YOUR ASSIGNMENT:
The entries are to be reproduced verbatim, with all pictures omitted.

DATASET EXTRACT:
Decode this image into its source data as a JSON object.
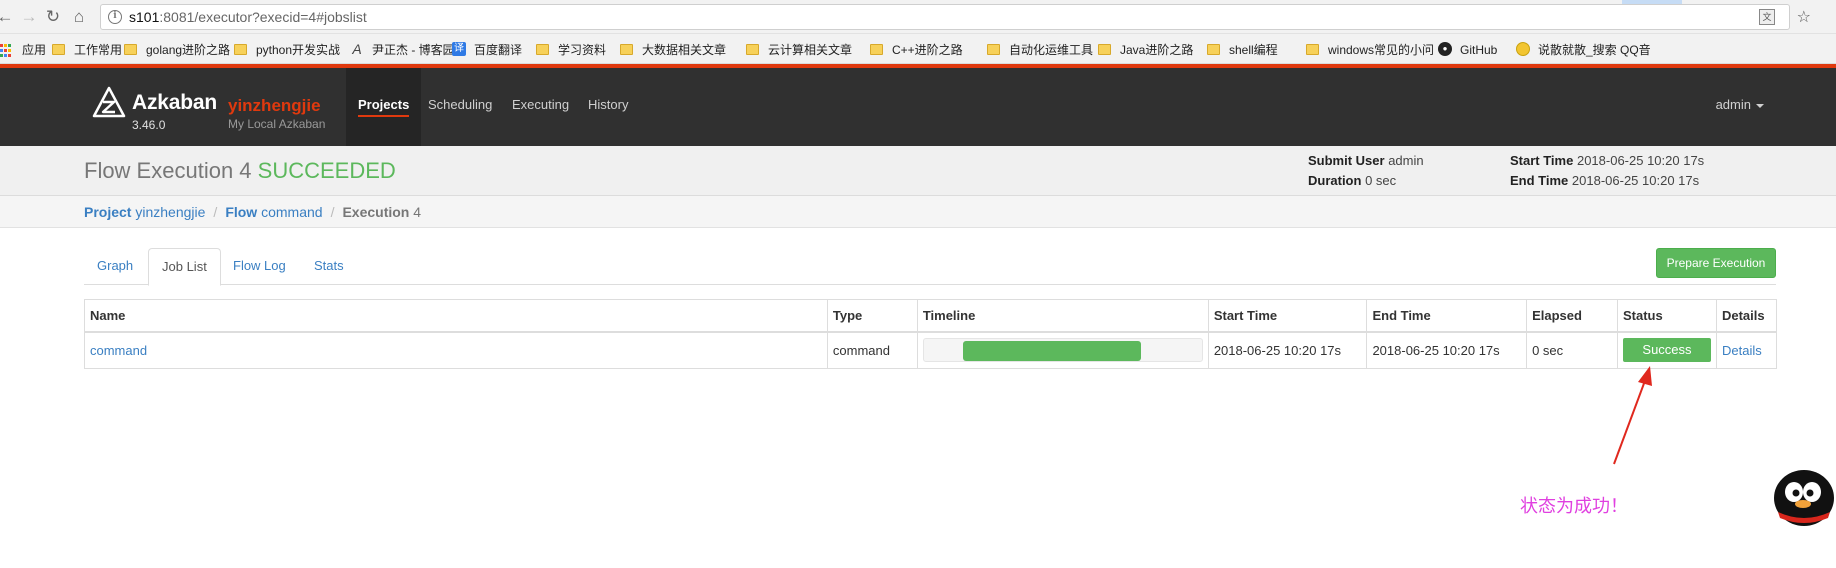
{
  "browser": {
    "url_host": "s101",
    "url_rest": ":8081/executor?execid=4#jobslist",
    "bookmarks": [
      {
        "label": "应用",
        "icon": "apps-grid-icon"
      },
      {
        "label": "工作常用",
        "icon": "folder-icon"
      },
      {
        "label": "golang进阶之路",
        "icon": "folder-icon"
      },
      {
        "label": "python开发实战",
        "icon": "folder-icon"
      },
      {
        "label": "尹正杰 - 博客园",
        "icon": "site-icon"
      },
      {
        "label": "百度翻译",
        "icon": "translate-icon"
      },
      {
        "label": "学习资料",
        "icon": "folder-icon"
      },
      {
        "label": "大数据相关文章",
        "icon": "folder-icon"
      },
      {
        "label": "云计算相关文章",
        "icon": "folder-icon"
      },
      {
        "label": "C++进阶之路",
        "icon": "folder-icon"
      },
      {
        "label": "自动化运维工具",
        "icon": "folder-icon"
      },
      {
        "label": "Java进阶之路",
        "icon": "folder-icon"
      },
      {
        "label": "shell编程",
        "icon": "folder-icon"
      },
      {
        "label": "windows常见的小问",
        "icon": "folder-icon"
      },
      {
        "label": "GitHub",
        "icon": "github-icon"
      },
      {
        "label": "说散就散_搜索 QQ音",
        "icon": "qq-music-icon"
      }
    ]
  },
  "navbar": {
    "brand": "Azkaban",
    "brand_name": "yinzhengjie",
    "version": "3.46.0",
    "env": "My Local Azkaban",
    "items": [
      "Projects",
      "Scheduling",
      "Executing",
      "History"
    ],
    "active": "Projects",
    "user": "admin"
  },
  "header": {
    "title_prefix": "Flow Execution 4",
    "status": "SUCCEEDED",
    "submit_user_label": "Submit User",
    "submit_user": "admin",
    "duration_label": "Duration",
    "duration": "0 sec",
    "start_time_label": "Start Time",
    "start_time": "2018-06-25 10:20 17s",
    "end_time_label": "End Time",
    "end_time": "2018-06-25 10:20 17s"
  },
  "breadcrumb": {
    "project_label": "Project",
    "project": "yinzhengjie",
    "flow_label": "Flow",
    "flow": "command",
    "execution_label": "Execution",
    "execution": "4"
  },
  "tabs": [
    "Graph",
    "Job List",
    "Flow Log",
    "Stats"
  ],
  "active_tab": "Job List",
  "prepare_button": "Prepare Execution",
  "table": {
    "columns": [
      "Name",
      "Type",
      "Timeline",
      "Start Time",
      "End Time",
      "Elapsed",
      "Status",
      "Details"
    ],
    "rows": [
      {
        "name": "command",
        "type": "command",
        "timeline_start_fraction": 0.14,
        "timeline_end_fraction": 0.78,
        "start_time": "2018-06-25 10:20 17s",
        "end_time": "2018-06-25 10:20 17s",
        "elapsed": "0 sec",
        "status": "Success",
        "details": "Details"
      }
    ]
  },
  "annotation": {
    "text": "状态为成功！",
    "color": "#e040e0"
  },
  "colors": {
    "accent": "#e0390e",
    "success": "#5cb85c",
    "link": "#3a7fc2",
    "navbar_bg": "#303030"
  }
}
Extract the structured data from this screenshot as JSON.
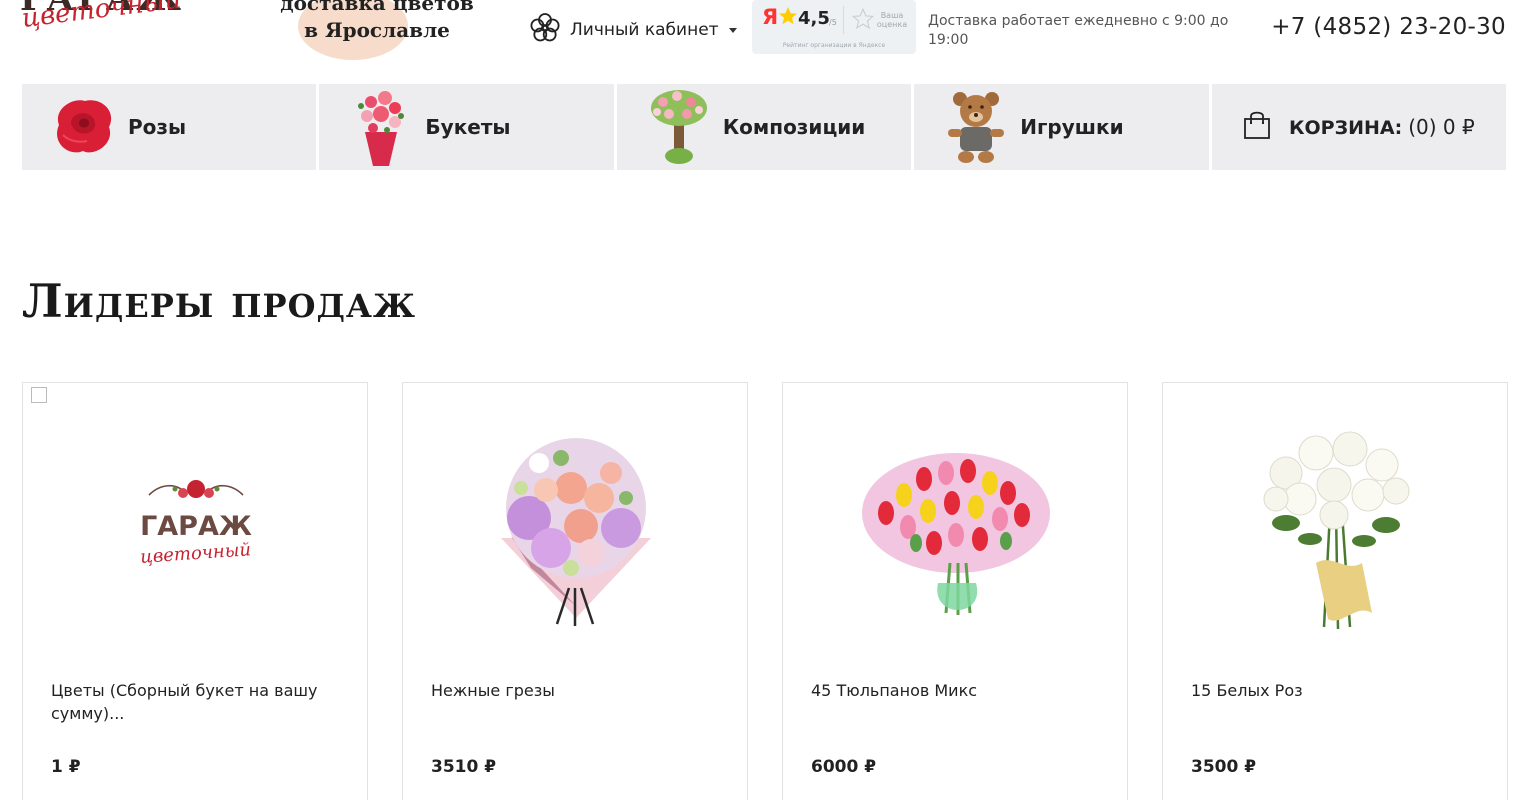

EXERCISE OUTPUT:
Decode this image into its source data as a JSON object.
{
  "browser": {
    "url_host": "s101",
    "url_rest": ":8081/executor?execid=4#jobslist",
    "bookmarks": [
      {
        "label": "应用",
        "icon": "apps-grid-icon"
      },
      {
        "label": "工作常用",
        "icon": "folder-icon"
      },
      {
        "label": "golang进阶之路",
        "icon": "folder-icon"
      },
      {
        "label": "python开发实战",
        "icon": "folder-icon"
      },
      {
        "label": "尹正杰 - 博客园",
        "icon": "site-icon"
      },
      {
        "label": "百度翻译",
        "icon": "translate-icon"
      },
      {
        "label": "学习资料",
        "icon": "folder-icon"
      },
      {
        "label": "大数据相关文章",
        "icon": "folder-icon"
      },
      {
        "label": "云计算相关文章",
        "icon": "folder-icon"
      },
      {
        "label": "C++进阶之路",
        "icon": "folder-icon"
      },
      {
        "label": "自动化运维工具",
        "icon": "folder-icon"
      },
      {
        "label": "Java进阶之路",
        "icon": "folder-icon"
      },
      {
        "label": "shell编程",
        "icon": "folder-icon"
      },
      {
        "label": "windows常见的小问",
        "icon": "folder-icon"
      },
      {
        "label": "GitHub",
        "icon": "github-icon"
      },
      {
        "label": "说散就散_搜索 QQ音",
        "icon": "qq-music-icon"
      }
    ]
  },
  "navbar": {
    "brand": "Azkaban",
    "brand_name": "yinzhengjie",
    "version": "3.46.0",
    "env": "My Local Azkaban",
    "items": [
      "Projects",
      "Scheduling",
      "Executing",
      "History"
    ],
    "active": "Projects",
    "user": "admin"
  },
  "header": {
    "title_prefix": "Flow Execution 4",
    "status": "SUCCEEDED",
    "submit_user_label": "Submit User",
    "submit_user": "admin",
    "duration_label": "Duration",
    "duration": "0 sec",
    "start_time_label": "Start Time",
    "start_time": "2018-06-25 10:20 17s",
    "end_time_label": "End Time",
    "end_time": "2018-06-25 10:20 17s"
  },
  "breadcrumb": {
    "project_label": "Project",
    "project": "yinzhengjie",
    "flow_label": "Flow",
    "flow": "command",
    "execution_label": "Execution",
    "execution": "4"
  },
  "tabs": [
    "Graph",
    "Job List",
    "Flow Log",
    "Stats"
  ],
  "active_tab": "Job List",
  "prepare_button": "Prepare Execution",
  "table": {
    "columns": [
      "Name",
      "Type",
      "Timeline",
      "Start Time",
      "End Time",
      "Elapsed",
      "Status",
      "Details"
    ],
    "rows": [
      {
        "name": "command",
        "type": "command",
        "timeline_start_fraction": 0.14,
        "timeline_end_fraction": 0.78,
        "start_time": "2018-06-25 10:20 17s",
        "end_time": "2018-06-25 10:20 17s",
        "elapsed": "0 sec",
        "status": "Success",
        "details": "Details"
      }
    ]
  },
  "annotation": {
    "text": "状态为成功！",
    "color": "#e040e0"
  },
  "colors": {
    "accent": "#e0390e",
    "success": "#5cb85c",
    "link": "#3a7fc2",
    "navbar_bg": "#303030"
  }
}
Extract the structured data from this screenshot as JSON.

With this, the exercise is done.